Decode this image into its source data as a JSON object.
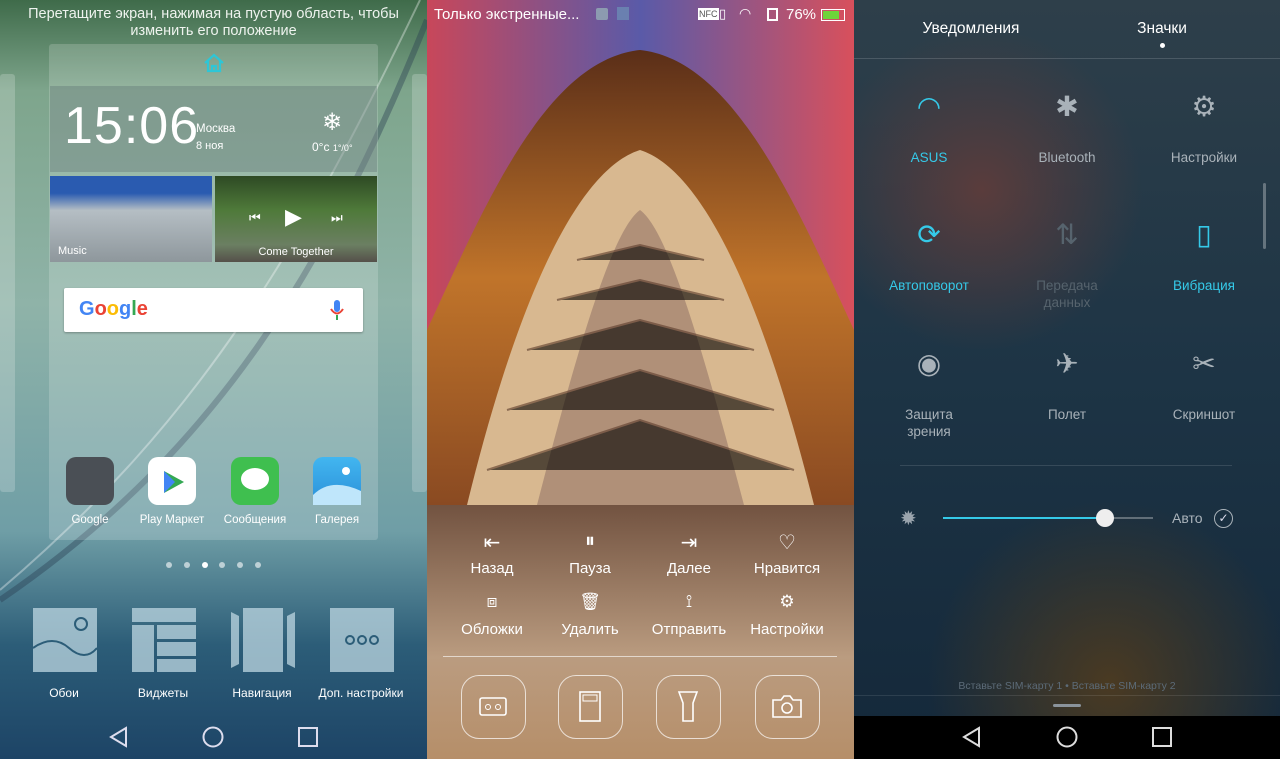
{
  "home_editor": {
    "hint": "Перетащите экран, нажимая на пустую область, чтобы изменить его положение",
    "clock": {
      "time": "15:06",
      "city": "Москва",
      "date": "8 ноя",
      "temp": "0°c",
      "range": "1°/0°"
    },
    "music_tile": "Music",
    "player_tile": "Come Together",
    "search": {
      "logo": "Google",
      "mic": "mic-icon"
    },
    "apps": [
      {
        "label": "Google"
      },
      {
        "label": "Play Маркет"
      },
      {
        "label": "Сообщения"
      },
      {
        "label": "Галерея"
      }
    ],
    "page_count": 6,
    "active_page": 3,
    "options": [
      {
        "label": "Обои"
      },
      {
        "label": "Виджеты"
      },
      {
        "label": "Навигация"
      },
      {
        "label": "Доп. настройки"
      }
    ]
  },
  "lockscreen": {
    "status": {
      "text": "Только экстренные...",
      "battery": "76%",
      "icons": [
        "nfc-icon",
        "vibrate-icon",
        "wifi-icon",
        "sim-icon",
        "battery-icon"
      ]
    },
    "row1": [
      {
        "label": "Назад",
        "icon": "skip-back-icon"
      },
      {
        "label": "Пауза",
        "icon": "pause-icon"
      },
      {
        "label": "Далее",
        "icon": "skip-next-icon"
      },
      {
        "label": "Нравится",
        "icon": "heart-icon"
      }
    ],
    "row2": [
      {
        "label": "Обложки",
        "icon": "briefcase-icon"
      },
      {
        "label": "Удалить",
        "icon": "trash-icon"
      },
      {
        "label": "Отправить",
        "icon": "share-icon"
      },
      {
        "label": "Настройки",
        "icon": "gear-icon"
      }
    ],
    "shortcuts": [
      "recorder-icon",
      "calculator-icon",
      "flashlight-icon",
      "camera-icon"
    ]
  },
  "quick_settings": {
    "tabs": [
      {
        "label": "Уведомления"
      },
      {
        "label": "Значки",
        "active": true
      }
    ],
    "tiles": [
      {
        "label": "ASUS",
        "active": true
      },
      {
        "label": "Bluetooth",
        "active": false
      },
      {
        "label": "Настройки",
        "active": false
      },
      {
        "label": "Автоповорот",
        "active": true
      },
      {
        "label": "Передача данных",
        "active": false,
        "disabled": true
      },
      {
        "label": "Вибрация",
        "active": true
      },
      {
        "label": "Защита зрения",
        "active": false
      },
      {
        "label": "Полет",
        "active": false
      },
      {
        "label": "Скриншот",
        "active": false
      }
    ],
    "brightness": {
      "value": 0.77,
      "auto_label": "Авто",
      "auto": true
    },
    "sim_text": "Вставьте SIM-карту 1 • Вставьте SIM-карту 2",
    "accent": "#35c9e8"
  }
}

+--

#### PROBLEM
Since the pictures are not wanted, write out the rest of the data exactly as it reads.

#### TASK RESPONSE
Decode this image into its source data as a JSON object.
{
  "home_editor": {
    "hint": "Перетащите экран, нажимая на пустую область, чтобы изменить его положение",
    "clock": {
      "time": "15:06",
      "city": "Москва",
      "date": "8 ноя",
      "temp": "0°c",
      "range": "1°/0°"
    },
    "music_tile": "Music",
    "player_tile": "Come Together",
    "search": {
      "logo": "Google",
      "mic": "mic-icon"
    },
    "apps": [
      {
        "label": "Google"
      },
      {
        "label": "Play Маркет"
      },
      {
        "label": "Сообщения"
      },
      {
        "label": "Галерея"
      }
    ],
    "page_count": 6,
    "active_page": 3,
    "options": [
      {
        "label": "Обои"
      },
      {
        "label": "Виджеты"
      },
      {
        "label": "Навигация"
      },
      {
        "label": "Доп. настройки"
      }
    ]
  },
  "lockscreen": {
    "status": {
      "text": "Только экстренные...",
      "battery": "76%",
      "icons": [
        "nfc-icon",
        "vibrate-icon",
        "wifi-icon",
        "sim-icon",
        "battery-icon"
      ]
    },
    "row1": [
      {
        "label": "Назад",
        "icon": "skip-back-icon"
      },
      {
        "label": "Пауза",
        "icon": "pause-icon"
      },
      {
        "label": "Далее",
        "icon": "skip-next-icon"
      },
      {
        "label": "Нравится",
        "icon": "heart-icon"
      }
    ],
    "row2": [
      {
        "label": "Обложки",
        "icon": "briefcase-icon"
      },
      {
        "label": "Удалить",
        "icon": "trash-icon"
      },
      {
        "label": "Отправить",
        "icon": "share-icon"
      },
      {
        "label": "Настройки",
        "icon": "gear-icon"
      }
    ],
    "shortcuts": [
      "recorder-icon",
      "calculator-icon",
      "flashlight-icon",
      "camera-icon"
    ]
  },
  "quick_settings": {
    "tabs": [
      {
        "label": "Уведомления"
      },
      {
        "label": "Значки",
        "active": true
      }
    ],
    "tiles": [
      {
        "label": "ASUS",
        "active": true
      },
      {
        "label": "Bluetooth",
        "active": false
      },
      {
        "label": "Настройки",
        "active": false
      },
      {
        "label": "Автоповорот",
        "active": true
      },
      {
        "label": "Передача данных",
        "active": false,
        "disabled": true
      },
      {
        "label": "Вибрация",
        "active": true
      },
      {
        "label": "Защита зрения",
        "active": false
      },
      {
        "label": "Полет",
        "active": false
      },
      {
        "label": "Скриншот",
        "active": false
      }
    ],
    "brightness": {
      "value": 0.77,
      "auto_label": "Авто",
      "auto": true
    },
    "sim_text": "Вставьте SIM-карту 1 • Вставьте SIM-карту 2",
    "accent": "#35c9e8"
  }
}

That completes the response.